You can get a list of blue chips by looking at the composition of the Shanghai Stock Exchange SSE 50 Index.
Top 10 Chinese blue chips from SSE 50 Index
|Title||Capitalization $ billion||Weight in the index, %||Economic sector|
|Kweichow Moutai Co.||419,82||13,13||Consumer Goods|
|Ping An Insurance (Group) Company of China Ltd||235,82||11,82||Financial|
|China Merchants Bank Co Ltd||187,737||7,95||Financial|
|Jiangsu Hengrui Medicine Co Ltd.||90,46||5,15||Health Care|
|Inner Mongolia Yili Industrial Group Co Ltd||43,84||3,56||Consumer Goods|
|China Tourism Group Duty Free Corporation Limited||84,46||3,43||Consumer Goods|

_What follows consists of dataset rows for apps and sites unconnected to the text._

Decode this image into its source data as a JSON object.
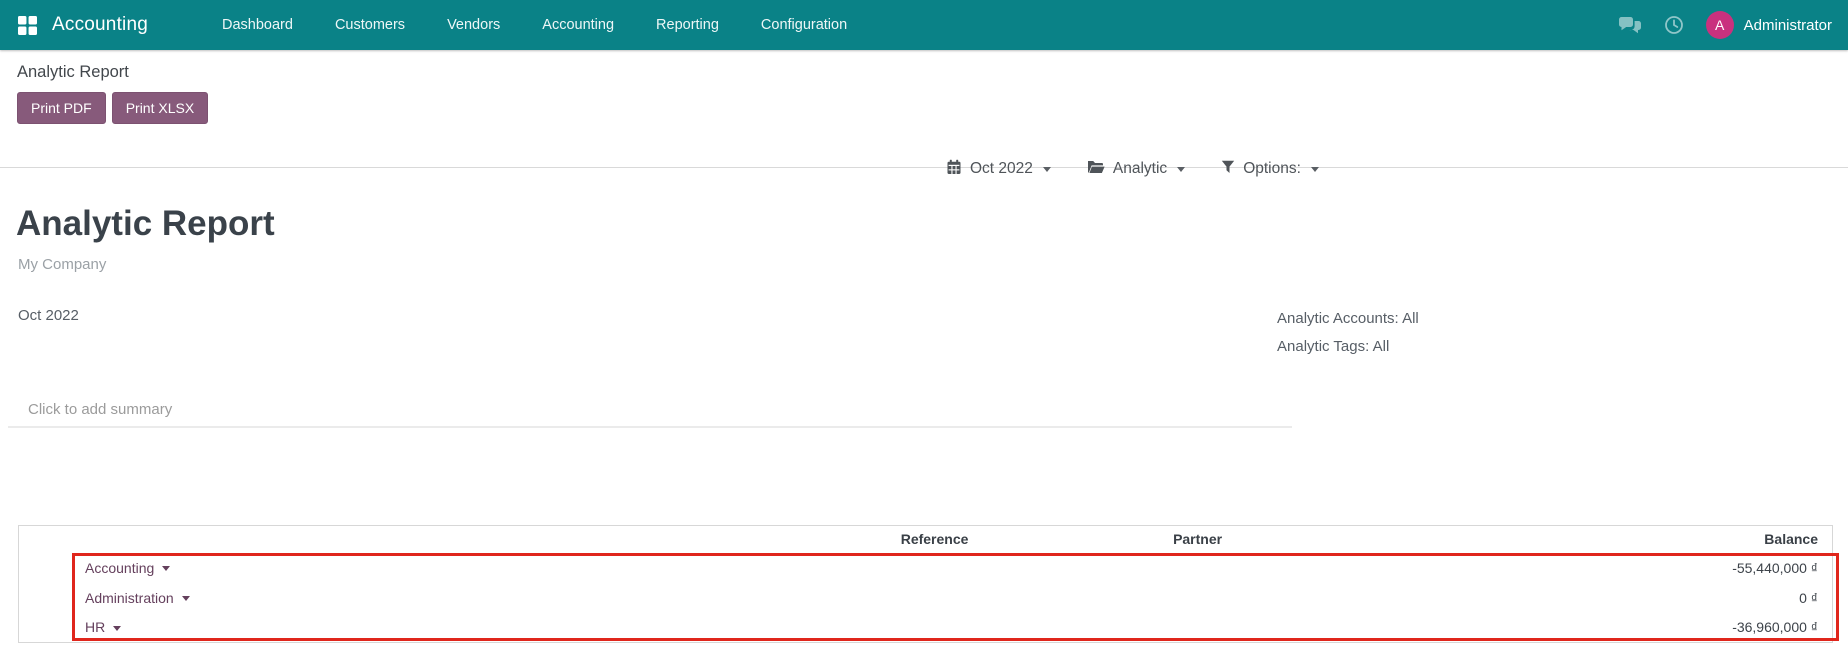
{
  "navbar": {
    "brand": "Accounting",
    "menu": [
      "Dashboard",
      "Customers",
      "Vendors",
      "Accounting",
      "Reporting",
      "Configuration"
    ],
    "user": {
      "initial": "A",
      "name": "Administrator"
    }
  },
  "control_panel": {
    "breadcrumb": "Analytic Report",
    "buttons": [
      {
        "label": "Print PDF"
      },
      {
        "label": "Print XLSX"
      }
    ],
    "filters": [
      {
        "icon": "calendar-icon",
        "label": "Oct 2022"
      },
      {
        "icon": "folder-open-icon",
        "label": "Analytic"
      },
      {
        "icon": "filter-icon",
        "label": "Options:"
      }
    ]
  },
  "report": {
    "title": "Analytic Report",
    "company": "My Company",
    "period": "Oct 2022",
    "meta_lines": [
      "Analytic Accounts: All",
      "Analytic Tags: All"
    ],
    "summary_placeholder": "Click to add summary"
  },
  "table": {
    "headers": {
      "reference": "Reference",
      "partner": "Partner",
      "balance": "Balance"
    },
    "rows": [
      {
        "name": "Accounting",
        "reference": "",
        "partner": "",
        "balance": "-55,440,000 ₫"
      },
      {
        "name": "Administration",
        "reference": "",
        "partner": "",
        "balance": "0 ₫"
      },
      {
        "name": "HR",
        "reference": "",
        "partner": "",
        "balance": "-36,960,000 ₫"
      }
    ]
  },
  "colors": {
    "navbar_teal": "#0a8287",
    "button_purple": "#875a7b",
    "avatar_pink": "#c9317e",
    "row_link_purple": "#65405d",
    "highlight_red": "#e0261c"
  }
}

|Longi Green Energy Technology Co Ltd.||59,64||3,39||Industrial|
|CITIC Securities Co Ltd||61,79||3,23||Financial|
|Sany Heavy Industry Co Ltd.||57,45||3,09||Industrial|
Europe’s blue chips. The largest European companies are traditionally traded on the London Stock Exchange. It was founded in 1801 and is one of the four oldest exchanges – after Amsterdam, Philadelphia and New York. You can get a list of European blue chips by looking at the structure of the MSCI Europe Index.
Top 10 blue chips in Europe from the MSCI Europe Index
|The company||Country||Capitalization, $ billion||Weight in the index, %||Sector|
|Roche Holding Genuss||Switzerland||232,08||2,46||Health Care|
|Unilever Plc (Gb)||UK||160,45||1,70||Essential Goods|
|LVMH Moet Hennessy||France||160,45||1,70||Secondhand Goods|
|Novo Nordisk B||Denmark||116,14||1,23||Health Care|
How to buy blue chips
As part of the funds. The easiest way to invest in blue-chips without having access to a particular country’s exchange is to buy ETFs on popular indices.
Most of these funds are traded for $, but some brokers allow you to buy them for dollars and euros.
Blue chips are also found in sectoral and industry-specific BPIFs, such as metals, telecommunications and finance. It is also possible to assemble your own set of blue chips, for example, by buying them in the same proportions as they are represented in the blue chip index. That way you can save on the management fee that funds charge. But you will have to rebalance your portfolio yourself so that the shares of the issuers match the sample.
To buy more exotic companies, such as those from the UK, Japan and Canada, you will need qualified investor status or access through your broker.
- Blue chips – shares of companies with large market capitalization, usually from 10 billion dollars.
- The main properties of blue chips – reliability, low volatility, liquidity, narrow spreads.
- Often blue chips are old companies with a name that have been paying dividends for years. For example, all dividend aristocrats are automatically considered blue chips. Such companies are great for the dividend portion of a portfolio.
- Blue chips are present in most countries and are included in major indices. Therefore, they serve as an indicator of the state of the economy, sector or industry.
- Blue chips can be bought both individually and as part of ETFs.